MRI, on a molecular scale: Team develops system that could peer into atomic structure of individual molecules
For decades, scientists have used techniques such as X-ray crystallography and nuclear magnetic resonance (NMR) imaging to gain invaluable insight into the atomic structure of molecules. Such efforts have long been hampered by the fact that they demand large quantities of a specific molecule, often in ordered and crystalized form, to be effective—making it all but impossible to peer into the structure of most molecules.
Harvard researchers say those problems may soon be a thing of the past.
A team of scientists, led by Professor of Physics and of Applied Physics Amir Yacoby, has developed a magnetic resonance imaging (MRI) system that can produce nanoscale images, and may one day allow researchers to peer into the atomic structure of individual molecules. Their work is described in a March 23 paper in Nature Nanotechnology.
"What we've demonstrated in this new paper is the ability to get very high spatial resolution, and a fully operational MRI technology," Yacoby said. "This work is directed toward obtaining detailed information on molecular structure.

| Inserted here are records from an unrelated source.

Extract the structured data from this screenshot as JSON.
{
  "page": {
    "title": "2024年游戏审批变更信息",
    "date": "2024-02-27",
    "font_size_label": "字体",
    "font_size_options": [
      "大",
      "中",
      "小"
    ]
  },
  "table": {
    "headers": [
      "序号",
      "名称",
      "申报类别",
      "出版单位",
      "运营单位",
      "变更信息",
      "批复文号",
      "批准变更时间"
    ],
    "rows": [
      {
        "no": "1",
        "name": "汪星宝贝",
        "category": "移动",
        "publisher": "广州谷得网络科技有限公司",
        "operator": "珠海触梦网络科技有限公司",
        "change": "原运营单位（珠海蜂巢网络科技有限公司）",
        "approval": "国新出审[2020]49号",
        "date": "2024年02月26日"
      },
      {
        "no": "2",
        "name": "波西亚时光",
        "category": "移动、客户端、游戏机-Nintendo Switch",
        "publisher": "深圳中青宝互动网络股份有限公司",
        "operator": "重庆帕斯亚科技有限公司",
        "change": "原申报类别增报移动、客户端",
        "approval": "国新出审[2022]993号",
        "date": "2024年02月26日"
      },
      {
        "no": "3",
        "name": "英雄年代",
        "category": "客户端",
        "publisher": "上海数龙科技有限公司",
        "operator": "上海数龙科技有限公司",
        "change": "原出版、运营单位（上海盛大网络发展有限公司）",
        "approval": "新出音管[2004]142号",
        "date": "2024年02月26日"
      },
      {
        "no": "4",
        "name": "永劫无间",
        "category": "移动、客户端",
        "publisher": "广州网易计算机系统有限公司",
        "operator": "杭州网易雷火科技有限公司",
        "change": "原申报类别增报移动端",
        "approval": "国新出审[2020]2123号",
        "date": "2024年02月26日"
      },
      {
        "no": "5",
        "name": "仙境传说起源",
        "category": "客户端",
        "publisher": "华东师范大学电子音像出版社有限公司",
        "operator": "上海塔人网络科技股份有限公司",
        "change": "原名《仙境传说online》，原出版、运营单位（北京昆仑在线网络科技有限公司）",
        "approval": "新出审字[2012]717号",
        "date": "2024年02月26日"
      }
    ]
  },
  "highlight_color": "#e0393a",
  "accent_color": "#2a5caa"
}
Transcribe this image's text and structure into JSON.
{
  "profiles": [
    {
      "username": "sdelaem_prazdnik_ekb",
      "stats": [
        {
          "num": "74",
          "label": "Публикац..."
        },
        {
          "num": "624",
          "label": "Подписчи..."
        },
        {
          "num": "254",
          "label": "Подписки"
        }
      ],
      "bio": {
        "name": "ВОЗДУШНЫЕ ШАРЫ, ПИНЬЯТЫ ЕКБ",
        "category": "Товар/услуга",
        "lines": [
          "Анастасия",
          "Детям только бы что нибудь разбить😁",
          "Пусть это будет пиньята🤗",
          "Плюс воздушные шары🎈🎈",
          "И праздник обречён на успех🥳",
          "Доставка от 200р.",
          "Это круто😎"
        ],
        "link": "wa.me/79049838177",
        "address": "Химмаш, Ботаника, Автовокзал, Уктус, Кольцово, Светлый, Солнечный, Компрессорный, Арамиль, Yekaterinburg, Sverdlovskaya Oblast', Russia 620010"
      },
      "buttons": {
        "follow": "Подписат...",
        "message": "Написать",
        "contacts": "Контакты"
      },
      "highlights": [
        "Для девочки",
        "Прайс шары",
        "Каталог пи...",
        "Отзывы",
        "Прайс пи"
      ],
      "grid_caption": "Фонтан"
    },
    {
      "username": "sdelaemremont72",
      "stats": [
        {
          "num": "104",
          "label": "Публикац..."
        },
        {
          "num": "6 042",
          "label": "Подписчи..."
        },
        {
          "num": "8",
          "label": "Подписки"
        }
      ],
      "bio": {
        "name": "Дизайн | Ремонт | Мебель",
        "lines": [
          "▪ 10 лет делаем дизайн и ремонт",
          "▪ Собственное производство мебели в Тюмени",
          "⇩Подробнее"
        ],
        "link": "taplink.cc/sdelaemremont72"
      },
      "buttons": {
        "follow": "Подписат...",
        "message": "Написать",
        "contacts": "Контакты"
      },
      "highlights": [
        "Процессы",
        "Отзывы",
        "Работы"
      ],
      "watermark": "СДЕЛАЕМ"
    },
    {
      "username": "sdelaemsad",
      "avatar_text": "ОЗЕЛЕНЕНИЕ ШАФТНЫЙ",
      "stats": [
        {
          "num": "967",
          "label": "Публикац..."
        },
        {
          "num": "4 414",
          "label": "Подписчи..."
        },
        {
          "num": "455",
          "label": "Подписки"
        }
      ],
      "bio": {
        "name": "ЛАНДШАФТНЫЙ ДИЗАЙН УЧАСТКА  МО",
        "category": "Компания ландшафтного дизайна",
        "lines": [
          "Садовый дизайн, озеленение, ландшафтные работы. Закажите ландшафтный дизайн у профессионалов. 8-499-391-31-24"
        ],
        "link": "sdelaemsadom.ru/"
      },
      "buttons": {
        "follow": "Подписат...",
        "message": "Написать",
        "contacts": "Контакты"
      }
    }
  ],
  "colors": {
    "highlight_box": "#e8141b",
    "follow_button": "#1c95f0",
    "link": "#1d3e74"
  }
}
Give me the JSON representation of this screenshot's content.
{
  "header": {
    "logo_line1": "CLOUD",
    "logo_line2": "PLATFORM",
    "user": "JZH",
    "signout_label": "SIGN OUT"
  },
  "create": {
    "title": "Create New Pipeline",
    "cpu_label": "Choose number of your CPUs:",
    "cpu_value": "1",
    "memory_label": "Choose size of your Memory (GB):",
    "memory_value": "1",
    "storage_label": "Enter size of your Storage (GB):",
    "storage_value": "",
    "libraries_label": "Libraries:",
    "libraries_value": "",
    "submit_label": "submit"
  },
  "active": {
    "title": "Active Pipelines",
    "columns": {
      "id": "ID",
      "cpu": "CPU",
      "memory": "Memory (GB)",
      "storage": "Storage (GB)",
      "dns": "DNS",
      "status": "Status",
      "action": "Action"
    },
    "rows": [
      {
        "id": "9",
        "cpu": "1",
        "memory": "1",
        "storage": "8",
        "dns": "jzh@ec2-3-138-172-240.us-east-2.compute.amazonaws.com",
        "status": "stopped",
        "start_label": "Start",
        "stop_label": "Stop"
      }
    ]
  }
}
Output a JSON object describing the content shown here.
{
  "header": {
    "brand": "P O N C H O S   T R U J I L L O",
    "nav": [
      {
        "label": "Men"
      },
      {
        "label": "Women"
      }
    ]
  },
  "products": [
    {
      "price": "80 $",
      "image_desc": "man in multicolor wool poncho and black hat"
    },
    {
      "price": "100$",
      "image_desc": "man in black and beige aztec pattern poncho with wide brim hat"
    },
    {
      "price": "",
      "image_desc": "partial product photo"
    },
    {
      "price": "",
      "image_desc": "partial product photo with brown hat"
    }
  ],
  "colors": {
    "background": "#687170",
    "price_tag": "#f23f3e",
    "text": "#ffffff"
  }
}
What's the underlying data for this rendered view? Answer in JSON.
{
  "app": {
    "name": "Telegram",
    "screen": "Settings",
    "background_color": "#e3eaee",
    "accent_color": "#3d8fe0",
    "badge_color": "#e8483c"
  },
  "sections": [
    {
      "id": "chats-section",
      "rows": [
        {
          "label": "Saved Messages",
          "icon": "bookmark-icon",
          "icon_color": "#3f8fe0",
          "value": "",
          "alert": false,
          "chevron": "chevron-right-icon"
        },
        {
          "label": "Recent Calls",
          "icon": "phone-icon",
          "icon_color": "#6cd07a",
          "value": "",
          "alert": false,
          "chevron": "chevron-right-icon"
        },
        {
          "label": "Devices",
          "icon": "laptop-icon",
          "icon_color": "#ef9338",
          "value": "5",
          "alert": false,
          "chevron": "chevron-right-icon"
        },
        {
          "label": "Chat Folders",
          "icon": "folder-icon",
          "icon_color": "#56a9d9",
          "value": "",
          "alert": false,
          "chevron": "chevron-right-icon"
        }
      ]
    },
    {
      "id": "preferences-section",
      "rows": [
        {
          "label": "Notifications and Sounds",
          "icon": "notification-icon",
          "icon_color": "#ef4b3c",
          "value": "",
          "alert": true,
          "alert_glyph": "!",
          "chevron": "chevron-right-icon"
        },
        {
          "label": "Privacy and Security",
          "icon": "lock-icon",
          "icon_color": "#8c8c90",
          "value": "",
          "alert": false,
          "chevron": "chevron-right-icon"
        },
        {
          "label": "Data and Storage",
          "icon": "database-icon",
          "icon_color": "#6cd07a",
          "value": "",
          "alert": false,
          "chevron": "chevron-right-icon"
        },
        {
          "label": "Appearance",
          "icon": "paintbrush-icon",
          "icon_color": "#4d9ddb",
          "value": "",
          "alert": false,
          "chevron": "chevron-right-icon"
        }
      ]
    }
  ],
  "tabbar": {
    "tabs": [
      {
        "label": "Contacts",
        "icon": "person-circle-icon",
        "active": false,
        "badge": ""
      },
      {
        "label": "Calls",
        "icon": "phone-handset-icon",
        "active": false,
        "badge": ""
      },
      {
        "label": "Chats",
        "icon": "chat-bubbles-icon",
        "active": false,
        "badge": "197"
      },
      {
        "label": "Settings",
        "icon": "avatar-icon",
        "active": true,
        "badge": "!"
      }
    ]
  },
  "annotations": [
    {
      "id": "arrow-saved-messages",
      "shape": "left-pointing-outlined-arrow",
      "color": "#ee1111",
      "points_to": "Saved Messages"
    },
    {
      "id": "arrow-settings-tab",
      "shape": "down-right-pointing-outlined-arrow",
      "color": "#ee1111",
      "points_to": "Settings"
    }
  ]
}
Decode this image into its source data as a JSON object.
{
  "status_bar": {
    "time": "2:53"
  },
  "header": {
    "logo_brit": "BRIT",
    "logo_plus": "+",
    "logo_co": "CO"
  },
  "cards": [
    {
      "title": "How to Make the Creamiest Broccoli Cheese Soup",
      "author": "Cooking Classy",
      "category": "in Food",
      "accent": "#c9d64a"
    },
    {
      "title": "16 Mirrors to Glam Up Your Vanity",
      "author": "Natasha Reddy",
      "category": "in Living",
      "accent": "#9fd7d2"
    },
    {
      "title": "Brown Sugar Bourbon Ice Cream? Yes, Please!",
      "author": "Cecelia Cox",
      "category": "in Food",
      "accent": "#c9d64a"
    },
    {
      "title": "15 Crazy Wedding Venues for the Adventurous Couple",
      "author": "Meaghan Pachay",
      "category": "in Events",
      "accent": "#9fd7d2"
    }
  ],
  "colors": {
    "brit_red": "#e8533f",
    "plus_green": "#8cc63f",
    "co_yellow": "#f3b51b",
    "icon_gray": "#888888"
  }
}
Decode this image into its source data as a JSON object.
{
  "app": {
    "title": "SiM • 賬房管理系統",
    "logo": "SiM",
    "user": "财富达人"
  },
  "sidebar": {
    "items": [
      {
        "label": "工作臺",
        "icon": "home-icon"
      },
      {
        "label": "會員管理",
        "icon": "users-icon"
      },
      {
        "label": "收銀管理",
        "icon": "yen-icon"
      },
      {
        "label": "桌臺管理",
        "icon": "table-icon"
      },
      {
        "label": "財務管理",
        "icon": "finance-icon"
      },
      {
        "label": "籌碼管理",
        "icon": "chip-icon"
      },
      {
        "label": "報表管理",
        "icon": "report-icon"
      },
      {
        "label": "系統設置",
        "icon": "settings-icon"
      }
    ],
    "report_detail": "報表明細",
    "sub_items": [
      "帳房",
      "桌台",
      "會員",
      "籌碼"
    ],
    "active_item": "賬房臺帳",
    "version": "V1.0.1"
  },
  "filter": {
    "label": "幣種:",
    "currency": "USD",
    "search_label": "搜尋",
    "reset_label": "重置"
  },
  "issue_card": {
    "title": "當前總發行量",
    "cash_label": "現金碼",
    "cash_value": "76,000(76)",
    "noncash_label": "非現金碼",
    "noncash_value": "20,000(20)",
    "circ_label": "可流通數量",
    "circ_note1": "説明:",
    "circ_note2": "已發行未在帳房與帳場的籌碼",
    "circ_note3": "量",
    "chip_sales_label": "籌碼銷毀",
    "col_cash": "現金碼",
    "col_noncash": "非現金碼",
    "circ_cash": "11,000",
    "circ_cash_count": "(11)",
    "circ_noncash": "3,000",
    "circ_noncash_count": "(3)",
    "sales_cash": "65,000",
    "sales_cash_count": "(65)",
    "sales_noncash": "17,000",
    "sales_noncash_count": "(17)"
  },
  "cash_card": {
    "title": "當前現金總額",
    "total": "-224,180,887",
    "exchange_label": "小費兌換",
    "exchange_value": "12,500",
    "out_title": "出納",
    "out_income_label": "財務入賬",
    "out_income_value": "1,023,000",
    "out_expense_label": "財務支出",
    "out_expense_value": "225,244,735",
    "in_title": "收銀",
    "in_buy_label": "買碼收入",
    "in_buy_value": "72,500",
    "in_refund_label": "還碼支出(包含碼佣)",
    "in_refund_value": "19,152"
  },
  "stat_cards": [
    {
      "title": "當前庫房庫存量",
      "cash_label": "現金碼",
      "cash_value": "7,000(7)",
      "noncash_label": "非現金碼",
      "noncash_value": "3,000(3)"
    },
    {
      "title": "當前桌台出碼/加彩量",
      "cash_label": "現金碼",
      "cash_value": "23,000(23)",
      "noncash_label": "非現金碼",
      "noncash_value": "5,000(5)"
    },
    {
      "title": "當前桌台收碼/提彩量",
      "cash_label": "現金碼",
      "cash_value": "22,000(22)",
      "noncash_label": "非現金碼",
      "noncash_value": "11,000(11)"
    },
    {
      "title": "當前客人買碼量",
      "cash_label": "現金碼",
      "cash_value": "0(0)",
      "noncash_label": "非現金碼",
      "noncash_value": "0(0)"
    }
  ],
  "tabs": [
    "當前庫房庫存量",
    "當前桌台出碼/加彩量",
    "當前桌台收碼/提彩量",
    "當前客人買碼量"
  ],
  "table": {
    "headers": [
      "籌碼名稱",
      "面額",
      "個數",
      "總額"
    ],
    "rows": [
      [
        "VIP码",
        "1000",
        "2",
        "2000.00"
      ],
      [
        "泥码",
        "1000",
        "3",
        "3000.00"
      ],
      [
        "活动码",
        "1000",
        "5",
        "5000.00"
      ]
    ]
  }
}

If we can image a single molecule and identify that there is a hydrogen atom here and a carbon there … we can obtain information about the structure of many molecules that cannot be imaged by any other technique today."
Though not yet precise enough to capture atomic-scale images of a single molecule, the system already has been used to capture images of single electron spins. As the system is refined, Yacoby said he expects it eventually will be precise enough to peer into the structure of molecules.
While the system designed by Yacoby and colleagues operates in much the same way conventional MRIs do, the similarities end there.
"What we've done, essentially, is to take a conventional MRI and miniaturize it," Yacoby said. "Functionally, it operates in the same way, but in doing that, we've had to change some of the components, and that has enabled us to achieve far greater resolution than conventional systems."
Yacoby said that while conventional systems can achieve resolutions of less than a millimeter, they are effectively limited by the magnetic field gradient they can produce. Since those gradients fade dramatically within just feet, conventional systems built around massive magnets are designed to create a field large enough to image an object—like a human—that may be a meter or more in length.
The nanoscale system devised by Yacoby and colleagues, by comparison, uses a magnet that's just 20 nanometers in diameter—about 300 times smaller than a red blood cell—but is able to generate a magnetic field gradient 100,000 times larger than even the most powerful conventional systems.
The difference, Yacoby explained, is that the nanoscale magnet can be brought incredibly close, within a few billionths of a meter, to the object being imaged.
"By doing that, we can achieve spatial resolution that's far better than one nanometer," he said.
The departures from conventional MRI systems, however, didn't end there.
To construct a sensor that could read how molecules react to that magnetic field gradient, Yacoby and colleagues turned to a field that would appear to be unconnected to imaging—quantum computing.
Using ultra-pure, lab-grown diamonds, the team milled tiny devices, each of which ended in a super-fine tip, and embedded an atomic-scale impurity, called a nitrogen-vacancy (NV) center in each tip, creating a single quantum bit, or qubit—the essential building block of all quantum computers.
In experiments published last year, Yacoby and his collaborators showed that as the tip was scanned across the surface of a diamond crystal, the quantum bit interacted with electron spins near the crystal's surface. Those interactions could then be used to create an image of individual electron spins. However, while the sensitivity of the quantum bit sensor is sufficient to detect individual electron spins and represents a quantum leap forward from earlier efforts, its spatial resolution is limited by its distance from the object that is being imaged.
To create truly 3-D images, Yacoby and colleagues combined the quantum-bit sensing approach with the large-field gradient by bringing the nanomagnet in close proximity to both the sample of interest and the qubit sensor. By scanning the magnet in 3-D, but very close to the sample, they were able to detect individual electron spins as they reacted to the magnetic field.
"This is really a game of bringing both the magnet very close to generate large gradients, and bringing the detector very close to get larger signals," Yacoby said. "It's that combination that gives us both the spatial resolution and the detectability.
"Our current system is already capable of imaging individual electron spins with sub-nm [subnanometer] resolution," he said. "The goal, eventually, is to put a molecule in proximity to our NV center to try to see the components within that molecule, namely the nuclear spins of the individual atoms composing it. This is by no means an easy task, since the nuclear spin generates a signal that is 1,000 times smaller than that of the electron spin … but that's where we're headed."